Alan Jones has backed Pauline Hanson following her statement that her comments during the documentary How to Sell a Massacre were edited.
The radio host went head to head with Australian journalist Margo Kingston in a heated exchange during the ABC’s Campaign Trail program on Friday night.
During the heated debate, Kingston sensationally accused Jones of engaging in a smear campaign against Al Jazeera, after he sided with Pauline Hanson and criticised the documentary.
“The statement was quite credible,” he said. “[Pauline Hanson] made it quite clear, and I do believe her, that many overtures were made to her by this fellow [the undercover journalist Rodger Muller] allegedly on behalf of the National Rifle Association to go to America to address some sportsman’s conference.
“She also made it quite clear that she rejected those overtures but they kept coming, so she chose to send two of her own people over there. At no time did she accept money.”
Kingston, in turn, accused Jones, adding: “It was formed by senior journalists around the world, it complies with the BBC code of ethics.
“This was a genuine undercover investigation by an extremely senior journalist in which One Nation asked if he could help them get to the NRA and give donations.
“This sort of smear that you engage in all the time is ludicrous. I’ve called you out on your lies, and you can’t take it, simple.
Hanson initially broke her silence on Thursday as she fronted the media in Brisbane, standing shoulder to shoulder with her Chief of Staff James Ashby and Queensland leader Steve Dickson following what has been a tumultuous week for One Nation.
The party founder vowed to stick by the pair following the release of episode one of the Al-Jazeera documentary How to Sell A Massacre earlier this week, which featured clips of Ashby and Dickson appearing to lobby for cash donations from the National Rifle Association of America (NRA) to water down Australia’s gun laws.
The party was then hit by further scandal when the second part of the documentary was aired on the ABC on Thursday evening, which showed Pauline herself apparently suggesting that the 1996 Port Arthur massacre was a conspiracy theory.

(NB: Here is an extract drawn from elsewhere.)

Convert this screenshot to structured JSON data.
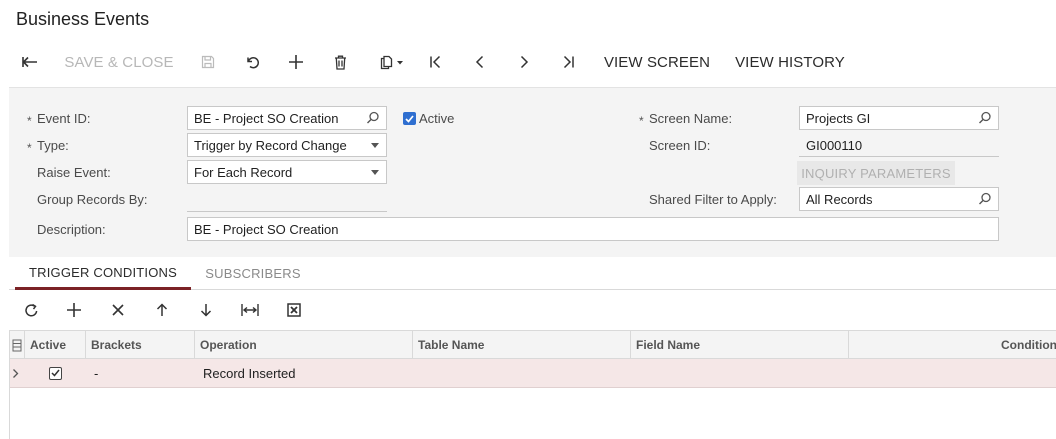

The footage sparked a fierce backlash and Hanson, who has reportedly been ill due to a tick bite, finally delivered a press conference yesterday in which she slammed Al Jazeera, which she branded an Islamist organisation, along with the ABC, ahead of the second part of the documentary which is due to air tonight.